WHAT THE TASK ASKS -
Copy every line of the records below that holds the word "device".

----

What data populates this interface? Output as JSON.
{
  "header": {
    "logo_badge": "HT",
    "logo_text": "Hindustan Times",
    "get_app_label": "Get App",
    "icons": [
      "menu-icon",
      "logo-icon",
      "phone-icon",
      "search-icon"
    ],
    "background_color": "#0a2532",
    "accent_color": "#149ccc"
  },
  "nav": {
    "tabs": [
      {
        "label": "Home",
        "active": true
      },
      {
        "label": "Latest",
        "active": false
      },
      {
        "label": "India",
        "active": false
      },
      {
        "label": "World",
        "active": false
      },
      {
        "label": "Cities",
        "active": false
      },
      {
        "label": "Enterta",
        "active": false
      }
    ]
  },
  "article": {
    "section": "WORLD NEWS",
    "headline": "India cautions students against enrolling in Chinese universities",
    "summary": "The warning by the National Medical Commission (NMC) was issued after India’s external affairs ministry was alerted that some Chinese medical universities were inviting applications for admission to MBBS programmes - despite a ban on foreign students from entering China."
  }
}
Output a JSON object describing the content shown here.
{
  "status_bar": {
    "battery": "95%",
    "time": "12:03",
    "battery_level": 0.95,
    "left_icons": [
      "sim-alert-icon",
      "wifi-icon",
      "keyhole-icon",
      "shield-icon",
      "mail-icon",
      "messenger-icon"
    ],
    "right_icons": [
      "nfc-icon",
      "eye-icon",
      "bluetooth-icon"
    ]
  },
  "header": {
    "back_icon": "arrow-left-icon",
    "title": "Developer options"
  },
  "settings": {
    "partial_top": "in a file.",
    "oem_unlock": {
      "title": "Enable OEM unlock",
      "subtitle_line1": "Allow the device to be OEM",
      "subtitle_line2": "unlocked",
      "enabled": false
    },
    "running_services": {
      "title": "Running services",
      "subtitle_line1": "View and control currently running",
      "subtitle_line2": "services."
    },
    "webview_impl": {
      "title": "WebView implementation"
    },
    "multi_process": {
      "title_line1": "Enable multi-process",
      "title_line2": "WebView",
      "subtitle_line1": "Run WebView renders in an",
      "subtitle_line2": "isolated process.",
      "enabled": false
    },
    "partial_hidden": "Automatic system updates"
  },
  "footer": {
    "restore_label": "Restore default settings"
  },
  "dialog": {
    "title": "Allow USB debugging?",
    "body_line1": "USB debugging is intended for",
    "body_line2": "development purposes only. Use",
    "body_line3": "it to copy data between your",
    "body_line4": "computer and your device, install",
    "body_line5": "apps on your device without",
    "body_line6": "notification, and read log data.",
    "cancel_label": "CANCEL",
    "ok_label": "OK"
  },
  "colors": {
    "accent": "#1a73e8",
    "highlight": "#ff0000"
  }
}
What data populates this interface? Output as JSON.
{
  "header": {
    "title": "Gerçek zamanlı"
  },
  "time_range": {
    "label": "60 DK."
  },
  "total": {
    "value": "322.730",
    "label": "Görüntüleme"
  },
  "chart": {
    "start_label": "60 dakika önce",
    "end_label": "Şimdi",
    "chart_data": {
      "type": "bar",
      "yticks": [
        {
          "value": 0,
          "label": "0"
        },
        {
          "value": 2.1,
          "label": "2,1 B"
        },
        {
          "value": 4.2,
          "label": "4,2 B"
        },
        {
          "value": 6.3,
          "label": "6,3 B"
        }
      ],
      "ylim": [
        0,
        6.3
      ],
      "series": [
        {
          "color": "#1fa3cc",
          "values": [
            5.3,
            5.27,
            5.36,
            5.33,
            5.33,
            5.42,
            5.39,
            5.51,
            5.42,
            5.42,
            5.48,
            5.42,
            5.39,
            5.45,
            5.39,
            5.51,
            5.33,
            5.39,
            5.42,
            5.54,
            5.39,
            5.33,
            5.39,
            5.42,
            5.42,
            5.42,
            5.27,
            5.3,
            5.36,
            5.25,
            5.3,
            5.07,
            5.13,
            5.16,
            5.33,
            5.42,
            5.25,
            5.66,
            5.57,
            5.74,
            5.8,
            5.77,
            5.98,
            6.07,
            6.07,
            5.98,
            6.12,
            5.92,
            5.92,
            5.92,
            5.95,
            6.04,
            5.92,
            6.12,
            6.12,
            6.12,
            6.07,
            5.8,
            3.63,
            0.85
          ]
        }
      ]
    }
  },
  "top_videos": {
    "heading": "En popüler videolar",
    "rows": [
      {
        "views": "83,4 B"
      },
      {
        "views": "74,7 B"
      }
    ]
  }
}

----

RESULT FOR THIS EXERCISE -
      "subtitle_line1": "Allow the device to be OEM",
    "body_line4": "computer and your device, install",
    "body_line5": "apps on your device without",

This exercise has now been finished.